REQUIRED ACTION
Each record must be reproduced exactly as it is shown.

INFORMATION GIVEN
═══
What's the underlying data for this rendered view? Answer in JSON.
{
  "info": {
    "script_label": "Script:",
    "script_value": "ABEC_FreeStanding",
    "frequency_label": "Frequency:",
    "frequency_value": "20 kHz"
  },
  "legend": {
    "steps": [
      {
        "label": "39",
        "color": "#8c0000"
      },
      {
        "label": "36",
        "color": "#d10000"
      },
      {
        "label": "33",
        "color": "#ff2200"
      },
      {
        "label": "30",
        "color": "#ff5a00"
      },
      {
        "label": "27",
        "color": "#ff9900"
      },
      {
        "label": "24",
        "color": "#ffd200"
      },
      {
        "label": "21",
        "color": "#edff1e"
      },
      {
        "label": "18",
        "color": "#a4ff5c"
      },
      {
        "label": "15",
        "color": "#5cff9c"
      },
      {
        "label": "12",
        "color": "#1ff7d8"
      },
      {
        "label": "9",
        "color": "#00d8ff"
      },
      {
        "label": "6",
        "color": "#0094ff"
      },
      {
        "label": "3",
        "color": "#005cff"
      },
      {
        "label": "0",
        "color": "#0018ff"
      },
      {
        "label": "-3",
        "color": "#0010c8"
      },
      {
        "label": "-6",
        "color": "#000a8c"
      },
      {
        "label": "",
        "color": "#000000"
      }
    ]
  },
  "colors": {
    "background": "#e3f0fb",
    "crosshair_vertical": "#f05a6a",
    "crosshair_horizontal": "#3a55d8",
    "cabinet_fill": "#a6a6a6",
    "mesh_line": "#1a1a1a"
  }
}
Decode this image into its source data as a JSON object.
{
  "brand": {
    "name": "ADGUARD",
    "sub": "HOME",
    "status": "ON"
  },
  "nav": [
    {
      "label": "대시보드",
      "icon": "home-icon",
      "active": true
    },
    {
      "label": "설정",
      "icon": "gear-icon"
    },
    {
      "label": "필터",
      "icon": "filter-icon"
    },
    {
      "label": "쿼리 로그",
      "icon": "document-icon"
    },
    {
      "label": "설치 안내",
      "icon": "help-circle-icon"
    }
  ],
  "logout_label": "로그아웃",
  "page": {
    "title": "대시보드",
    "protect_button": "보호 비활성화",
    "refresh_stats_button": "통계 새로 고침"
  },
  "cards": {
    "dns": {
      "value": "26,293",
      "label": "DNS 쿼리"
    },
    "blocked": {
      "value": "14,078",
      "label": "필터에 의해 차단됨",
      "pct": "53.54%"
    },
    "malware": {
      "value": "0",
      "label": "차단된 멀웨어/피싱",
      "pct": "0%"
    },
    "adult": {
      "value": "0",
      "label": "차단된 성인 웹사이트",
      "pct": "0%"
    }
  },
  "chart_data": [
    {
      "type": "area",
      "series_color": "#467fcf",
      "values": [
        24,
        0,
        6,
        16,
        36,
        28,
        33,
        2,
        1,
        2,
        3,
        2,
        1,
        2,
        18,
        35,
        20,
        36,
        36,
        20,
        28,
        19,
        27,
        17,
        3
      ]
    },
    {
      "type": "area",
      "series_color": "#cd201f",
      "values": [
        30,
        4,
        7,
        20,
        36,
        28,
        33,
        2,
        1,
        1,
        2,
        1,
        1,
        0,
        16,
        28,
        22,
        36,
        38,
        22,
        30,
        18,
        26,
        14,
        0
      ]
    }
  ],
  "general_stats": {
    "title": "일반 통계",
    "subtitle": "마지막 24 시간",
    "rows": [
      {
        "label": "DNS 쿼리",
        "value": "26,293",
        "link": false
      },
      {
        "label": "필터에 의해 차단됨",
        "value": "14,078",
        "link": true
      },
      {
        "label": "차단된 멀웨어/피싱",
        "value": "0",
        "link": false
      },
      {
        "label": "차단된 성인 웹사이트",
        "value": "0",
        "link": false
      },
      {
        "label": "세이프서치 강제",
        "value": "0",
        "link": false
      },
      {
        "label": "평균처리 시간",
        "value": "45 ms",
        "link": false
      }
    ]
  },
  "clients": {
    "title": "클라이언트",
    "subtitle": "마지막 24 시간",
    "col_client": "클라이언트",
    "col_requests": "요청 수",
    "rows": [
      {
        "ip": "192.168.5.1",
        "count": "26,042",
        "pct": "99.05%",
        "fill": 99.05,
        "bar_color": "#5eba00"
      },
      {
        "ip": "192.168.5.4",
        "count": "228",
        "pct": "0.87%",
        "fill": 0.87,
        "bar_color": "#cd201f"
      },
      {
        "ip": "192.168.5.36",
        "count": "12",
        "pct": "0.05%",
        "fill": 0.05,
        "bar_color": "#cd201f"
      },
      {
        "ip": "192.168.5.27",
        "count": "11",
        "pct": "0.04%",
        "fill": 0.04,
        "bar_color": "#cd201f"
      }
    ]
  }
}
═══
SOLUTION
What's the underlying data for this rendered view? Answer in JSON.
{
  "info": {
    "script_label": "Script:",
    "script_value": "ABEC_FreeStanding",
    "frequency_label": "Frequency:",
    "frequency_value": "20 kHz"
  },
  "legend": {
    "steps": [
      {
        "label": "39",
        "color": "#8c0000"
      },
      {
        "label": "36",
        "color": "#d10000"
      },
      {
        "label": "33",
        "color": "#ff2200"
      },
      {
        "label": "30",
        "color": "#ff5a00"
      },
      {
        "label": "27",
        "color": "#ff9900"
      },
      {
        "label": "24",
        "color": "#ffd200"
      },
      {
        "label": "21",
        "color": "#edff1e"
      },
      {
        "label": "18",
        "color": "#a4ff5c"
      },
      {
        "label": "15",
        "color": "#5cff9c"
      },
      {
        "label": "12",
        "color": "#1ff7d8"
      },
      {
        "label": "9",
        "color": "#00d8ff"
      },
      {
        "label": "6",
        "color": "#0094ff"
      },
      {
        "label": "3",
        "color": "#005cff"
      },
      {
        "label": "0",
        "color": "#0018ff"
      },
      {
        "label": "-3",
        "color": "#0010c8"
      },
      {
        "label": "-6",
        "color": "#000a8c"
      },
      {
        "label": "",
        "color": "#000000"
      }
    ]
  },
  "colors": {
    "background": "#e3f0fb",
    "crosshair_vertical": "#f05a6a",
    "crosshair_horizontal": "#3a55d8",
    "cabinet_fill": "#a6a6a6",
    "mesh_line": "#1a1a1a"
  }
}
Decode this image into its source data as a JSON object.
{
  "brand": {
    "name": "ADGUARD",
    "sub": "HOME",
    "status": "ON"
  },
  "nav": [
    {
      "label": "대시보드",
      "icon": "home-icon",
      "active": true
    },
    {
      "label": "설정",
      "icon": "gear-icon"
    },
    {
      "label": "필터",
      "icon": "filter-icon"
    },
    {
      "label": "쿼리 로그",
      "icon": "document-icon"
    },
    {
      "label": "설치 안내",
      "icon": "help-circle-icon"
    }
  ],
  "logout_label": "로그아웃",
  "page": {
    "title": "대시보드",
    "protect_button": "보호 비활성화",
    "refresh_stats_button": "통계 새로 고침"
  },
  "cards": {
    "dns": {
      "value": "26,293",
      "label": "DNS 쿼리"
    },
    "blocked": {
      "value": "14,078",
      "label": "필터에 의해 차단됨",
      "pct": "53.54%"
    },
    "malware": {
      "value": "0",
      "label": "차단된 멀웨어/피싱",
      "pct": "0%"
    },
    "adult": {
      "value": "0",
      "label": "차단된 성인 웹사이트",
      "pct": "0%"
    }
  },
  "chart_data": [
    {
      "type": "area",
      "series_color": "#467fcf",
      "values": [
        24,
        0,
        6,
        16,
        36,
        28,
        33,
        2,
        1,
        2,
        3,
        2,
        1,
        2,
        18,
        35,
        20,
        36,
        36,
        20,
        28,
        19,
        27,
        17,
        3
      ]
    },
    {
      "type": "area",
      "series_color": "#cd201f",
      "values": [
        30,
        4,
        7,
        20,
        36,
        28,
        33,
        2,
        1,
        1,
        2,
        1,
        1,
        0,
        16,
        28,
        22,
        36,
        38,
        22,
        30,
        18,
        26,
        14,
        0
      ]
    }
  ],
  "general_stats": {
    "title": "일반 통계",
    "subtitle": "마지막 24 시간",
    "rows": [
      {
        "label": "DNS 쿼리",
        "value": "26,293",
        "link": false
      },
      {
        "label": "필터에 의해 차단됨",
        "value": "14,078",
        "link": true
      },
      {
        "label": "차단된 멀웨어/피싱",
        "value": "0",
        "link": false
      },
      {
        "label": "차단된 성인 웹사이트",
        "value": "0",
        "link": false
      },
      {
        "label": "세이프서치 강제",
        "value": "0",
        "link": false
      },
      {
        "label": "평균처리 시간",
        "value": "45 ms",
        "link": false
      }
    ]
  },
  "clients": {
    "title": "클라이언트",
    "subtitle": "마지막 24 시간",
    "col_client": "클라이언트",
    "col_requests": "요청 수",
    "rows": [
      {
        "ip": "192.168.5.1",
        "count": "26,042",
        "pct": "99.05%",
        "fill": 99.05,
        "bar_color": "#5eba00"
      },
      {
        "ip": "192.168.5.4",
        "count": "228",
        "pct": "0.87%",
        "fill": 0.87,
        "bar_color": "#cd201f"
      },
      {
        "ip": "192.168.5.36",
        "count": "12",
        "pct": "0.05%",
        "fill": 0.05,
        "bar_color": "#cd201f"
      },
      {
        "ip": "192.168.5.27",
        "count": "11",
        "pct": "0.04%",
        "fill": 0.04,
        "bar_color": "#cd201f"
      }
    ]
  }
}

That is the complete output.